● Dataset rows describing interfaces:
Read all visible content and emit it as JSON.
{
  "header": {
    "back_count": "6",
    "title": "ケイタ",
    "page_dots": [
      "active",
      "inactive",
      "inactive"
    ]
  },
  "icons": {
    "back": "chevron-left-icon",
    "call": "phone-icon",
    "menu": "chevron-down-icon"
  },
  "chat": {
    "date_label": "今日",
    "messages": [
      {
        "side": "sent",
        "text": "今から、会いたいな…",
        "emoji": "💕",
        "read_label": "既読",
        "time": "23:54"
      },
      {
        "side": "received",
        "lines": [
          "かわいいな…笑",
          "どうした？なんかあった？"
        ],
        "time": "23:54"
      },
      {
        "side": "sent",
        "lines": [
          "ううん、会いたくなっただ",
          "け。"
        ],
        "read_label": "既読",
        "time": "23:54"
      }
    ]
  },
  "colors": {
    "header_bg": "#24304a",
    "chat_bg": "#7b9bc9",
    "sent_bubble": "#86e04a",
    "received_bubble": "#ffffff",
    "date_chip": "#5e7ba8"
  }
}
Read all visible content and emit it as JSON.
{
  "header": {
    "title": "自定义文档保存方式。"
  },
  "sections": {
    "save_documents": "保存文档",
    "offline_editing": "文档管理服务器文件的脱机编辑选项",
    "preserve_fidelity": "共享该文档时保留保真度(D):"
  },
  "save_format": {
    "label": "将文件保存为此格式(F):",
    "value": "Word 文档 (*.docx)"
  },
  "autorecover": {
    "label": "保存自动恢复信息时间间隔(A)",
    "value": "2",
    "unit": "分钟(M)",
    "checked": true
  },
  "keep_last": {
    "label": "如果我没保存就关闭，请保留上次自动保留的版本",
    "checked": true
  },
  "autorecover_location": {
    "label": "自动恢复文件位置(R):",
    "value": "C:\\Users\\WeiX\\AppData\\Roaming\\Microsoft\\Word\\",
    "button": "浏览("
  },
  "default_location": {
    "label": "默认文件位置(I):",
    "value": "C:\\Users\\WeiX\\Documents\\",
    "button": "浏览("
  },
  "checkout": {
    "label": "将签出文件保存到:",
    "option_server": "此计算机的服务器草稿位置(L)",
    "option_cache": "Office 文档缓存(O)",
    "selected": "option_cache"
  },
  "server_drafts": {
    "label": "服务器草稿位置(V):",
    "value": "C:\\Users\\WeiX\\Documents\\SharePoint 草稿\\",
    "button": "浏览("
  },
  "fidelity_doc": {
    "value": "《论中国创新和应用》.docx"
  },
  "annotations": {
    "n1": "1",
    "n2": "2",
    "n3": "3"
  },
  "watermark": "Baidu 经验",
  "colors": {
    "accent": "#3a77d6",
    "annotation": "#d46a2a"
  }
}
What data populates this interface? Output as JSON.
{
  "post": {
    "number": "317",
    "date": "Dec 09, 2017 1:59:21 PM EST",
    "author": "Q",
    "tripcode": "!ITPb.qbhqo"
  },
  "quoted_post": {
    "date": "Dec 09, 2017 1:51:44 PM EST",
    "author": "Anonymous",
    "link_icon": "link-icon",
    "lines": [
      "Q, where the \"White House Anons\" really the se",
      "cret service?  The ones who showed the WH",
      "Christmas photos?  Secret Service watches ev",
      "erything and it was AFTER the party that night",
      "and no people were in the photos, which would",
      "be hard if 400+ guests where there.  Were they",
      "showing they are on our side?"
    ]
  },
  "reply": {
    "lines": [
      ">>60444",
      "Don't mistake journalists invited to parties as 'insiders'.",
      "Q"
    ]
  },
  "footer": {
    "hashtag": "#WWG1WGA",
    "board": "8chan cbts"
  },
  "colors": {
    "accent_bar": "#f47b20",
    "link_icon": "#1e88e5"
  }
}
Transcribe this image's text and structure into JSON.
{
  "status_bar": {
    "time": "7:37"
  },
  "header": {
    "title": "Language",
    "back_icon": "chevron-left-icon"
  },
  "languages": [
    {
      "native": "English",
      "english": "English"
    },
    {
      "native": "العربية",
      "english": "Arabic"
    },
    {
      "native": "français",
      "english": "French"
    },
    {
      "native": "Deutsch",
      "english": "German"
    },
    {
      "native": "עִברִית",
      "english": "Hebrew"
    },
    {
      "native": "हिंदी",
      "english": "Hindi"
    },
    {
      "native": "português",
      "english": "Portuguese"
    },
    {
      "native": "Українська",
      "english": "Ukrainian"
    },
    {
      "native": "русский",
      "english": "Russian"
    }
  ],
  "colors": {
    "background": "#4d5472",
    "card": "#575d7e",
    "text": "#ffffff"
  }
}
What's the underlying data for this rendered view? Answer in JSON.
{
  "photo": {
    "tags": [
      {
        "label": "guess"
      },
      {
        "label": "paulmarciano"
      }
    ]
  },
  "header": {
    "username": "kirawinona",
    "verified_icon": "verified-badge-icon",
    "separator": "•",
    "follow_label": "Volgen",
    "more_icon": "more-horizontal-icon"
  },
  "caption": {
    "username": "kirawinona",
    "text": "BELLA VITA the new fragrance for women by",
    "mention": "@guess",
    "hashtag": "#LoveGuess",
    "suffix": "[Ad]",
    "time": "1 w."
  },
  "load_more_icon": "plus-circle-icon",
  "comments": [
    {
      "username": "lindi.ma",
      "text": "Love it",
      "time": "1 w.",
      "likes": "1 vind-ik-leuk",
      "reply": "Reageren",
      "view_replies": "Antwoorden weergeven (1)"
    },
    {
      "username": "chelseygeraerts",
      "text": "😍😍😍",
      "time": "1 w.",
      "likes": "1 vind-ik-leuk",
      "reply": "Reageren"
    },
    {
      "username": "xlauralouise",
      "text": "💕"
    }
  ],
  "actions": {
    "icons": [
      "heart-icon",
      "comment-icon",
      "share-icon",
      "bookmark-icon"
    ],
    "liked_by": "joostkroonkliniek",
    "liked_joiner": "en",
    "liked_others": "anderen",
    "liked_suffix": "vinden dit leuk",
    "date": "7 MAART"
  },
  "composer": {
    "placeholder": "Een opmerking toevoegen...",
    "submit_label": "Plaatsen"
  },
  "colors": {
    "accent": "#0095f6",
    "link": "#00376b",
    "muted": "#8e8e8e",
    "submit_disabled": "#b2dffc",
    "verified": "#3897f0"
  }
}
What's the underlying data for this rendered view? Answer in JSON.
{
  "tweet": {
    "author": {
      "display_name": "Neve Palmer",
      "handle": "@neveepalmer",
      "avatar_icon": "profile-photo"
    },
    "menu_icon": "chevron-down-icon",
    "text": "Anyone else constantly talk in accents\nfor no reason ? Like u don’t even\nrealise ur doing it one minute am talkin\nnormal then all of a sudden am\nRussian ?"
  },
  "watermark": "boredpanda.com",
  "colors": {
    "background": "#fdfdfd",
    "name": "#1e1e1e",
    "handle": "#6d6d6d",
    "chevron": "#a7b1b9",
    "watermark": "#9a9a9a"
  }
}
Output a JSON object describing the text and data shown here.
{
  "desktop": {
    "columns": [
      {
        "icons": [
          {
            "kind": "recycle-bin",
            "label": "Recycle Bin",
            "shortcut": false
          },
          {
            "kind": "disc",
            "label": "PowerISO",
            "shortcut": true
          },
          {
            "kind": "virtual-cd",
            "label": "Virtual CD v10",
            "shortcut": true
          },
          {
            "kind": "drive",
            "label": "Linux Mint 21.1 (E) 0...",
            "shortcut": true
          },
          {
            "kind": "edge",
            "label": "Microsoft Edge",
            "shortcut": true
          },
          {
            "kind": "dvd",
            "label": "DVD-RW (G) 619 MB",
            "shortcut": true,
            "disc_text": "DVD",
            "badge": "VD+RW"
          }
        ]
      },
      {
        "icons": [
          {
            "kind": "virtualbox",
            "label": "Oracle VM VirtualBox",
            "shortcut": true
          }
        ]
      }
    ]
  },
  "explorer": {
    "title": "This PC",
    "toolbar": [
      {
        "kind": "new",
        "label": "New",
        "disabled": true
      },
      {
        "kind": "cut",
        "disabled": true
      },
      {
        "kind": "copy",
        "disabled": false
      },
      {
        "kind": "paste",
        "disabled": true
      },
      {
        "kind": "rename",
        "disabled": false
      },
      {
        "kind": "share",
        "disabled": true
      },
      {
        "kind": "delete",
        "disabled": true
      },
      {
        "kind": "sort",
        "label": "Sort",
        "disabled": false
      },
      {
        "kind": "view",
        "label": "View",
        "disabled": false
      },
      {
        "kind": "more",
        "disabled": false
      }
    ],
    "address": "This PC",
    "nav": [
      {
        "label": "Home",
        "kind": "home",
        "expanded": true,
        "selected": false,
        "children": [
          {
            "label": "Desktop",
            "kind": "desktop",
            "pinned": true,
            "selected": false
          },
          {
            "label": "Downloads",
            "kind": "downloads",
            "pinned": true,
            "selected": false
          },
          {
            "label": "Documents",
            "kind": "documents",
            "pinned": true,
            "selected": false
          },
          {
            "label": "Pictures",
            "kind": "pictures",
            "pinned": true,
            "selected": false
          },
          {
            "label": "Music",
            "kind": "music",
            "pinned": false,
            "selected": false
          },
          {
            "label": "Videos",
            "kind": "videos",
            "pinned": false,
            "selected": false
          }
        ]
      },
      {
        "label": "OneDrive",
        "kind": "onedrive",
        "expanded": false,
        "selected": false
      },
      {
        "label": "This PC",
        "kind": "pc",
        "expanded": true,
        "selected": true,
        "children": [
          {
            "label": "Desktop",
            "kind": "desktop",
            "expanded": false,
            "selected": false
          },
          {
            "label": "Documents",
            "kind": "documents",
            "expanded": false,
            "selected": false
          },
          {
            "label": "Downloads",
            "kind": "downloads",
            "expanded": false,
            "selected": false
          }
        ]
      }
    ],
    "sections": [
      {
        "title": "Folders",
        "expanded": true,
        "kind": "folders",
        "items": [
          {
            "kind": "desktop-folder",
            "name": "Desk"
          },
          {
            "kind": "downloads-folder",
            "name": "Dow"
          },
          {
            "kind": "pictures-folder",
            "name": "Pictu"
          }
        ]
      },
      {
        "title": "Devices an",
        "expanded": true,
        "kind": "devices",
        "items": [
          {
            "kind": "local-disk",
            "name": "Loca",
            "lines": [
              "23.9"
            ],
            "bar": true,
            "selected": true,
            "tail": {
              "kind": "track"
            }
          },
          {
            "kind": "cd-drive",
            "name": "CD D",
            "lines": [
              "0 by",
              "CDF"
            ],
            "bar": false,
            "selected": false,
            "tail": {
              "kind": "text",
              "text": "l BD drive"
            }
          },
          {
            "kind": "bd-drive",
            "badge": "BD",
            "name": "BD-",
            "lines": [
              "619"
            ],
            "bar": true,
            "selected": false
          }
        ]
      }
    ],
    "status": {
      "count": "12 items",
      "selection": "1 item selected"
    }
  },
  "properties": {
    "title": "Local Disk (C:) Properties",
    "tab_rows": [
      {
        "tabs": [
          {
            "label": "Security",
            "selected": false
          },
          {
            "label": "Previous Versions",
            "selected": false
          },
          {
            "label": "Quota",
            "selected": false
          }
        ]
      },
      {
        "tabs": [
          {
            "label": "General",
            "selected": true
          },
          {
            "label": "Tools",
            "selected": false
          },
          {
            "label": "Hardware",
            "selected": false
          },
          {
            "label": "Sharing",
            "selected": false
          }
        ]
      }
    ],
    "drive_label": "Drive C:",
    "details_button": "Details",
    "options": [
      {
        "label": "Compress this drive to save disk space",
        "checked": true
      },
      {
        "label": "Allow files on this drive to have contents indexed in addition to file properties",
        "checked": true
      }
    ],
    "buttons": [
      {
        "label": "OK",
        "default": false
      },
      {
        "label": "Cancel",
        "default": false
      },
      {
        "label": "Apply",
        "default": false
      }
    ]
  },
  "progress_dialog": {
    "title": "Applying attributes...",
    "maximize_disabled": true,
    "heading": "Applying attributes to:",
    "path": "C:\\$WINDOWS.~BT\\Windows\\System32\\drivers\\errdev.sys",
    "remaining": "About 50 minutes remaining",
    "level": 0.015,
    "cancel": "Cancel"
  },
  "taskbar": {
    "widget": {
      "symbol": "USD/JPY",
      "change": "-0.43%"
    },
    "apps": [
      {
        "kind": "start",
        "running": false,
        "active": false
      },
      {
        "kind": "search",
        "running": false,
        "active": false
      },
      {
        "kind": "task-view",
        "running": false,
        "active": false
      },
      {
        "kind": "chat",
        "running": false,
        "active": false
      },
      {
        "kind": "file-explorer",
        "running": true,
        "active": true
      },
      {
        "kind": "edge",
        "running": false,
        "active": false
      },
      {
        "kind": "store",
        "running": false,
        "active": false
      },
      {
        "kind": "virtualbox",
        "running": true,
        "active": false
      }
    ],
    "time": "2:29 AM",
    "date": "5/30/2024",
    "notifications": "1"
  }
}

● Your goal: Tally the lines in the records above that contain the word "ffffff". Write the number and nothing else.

● Result for this exercise: 2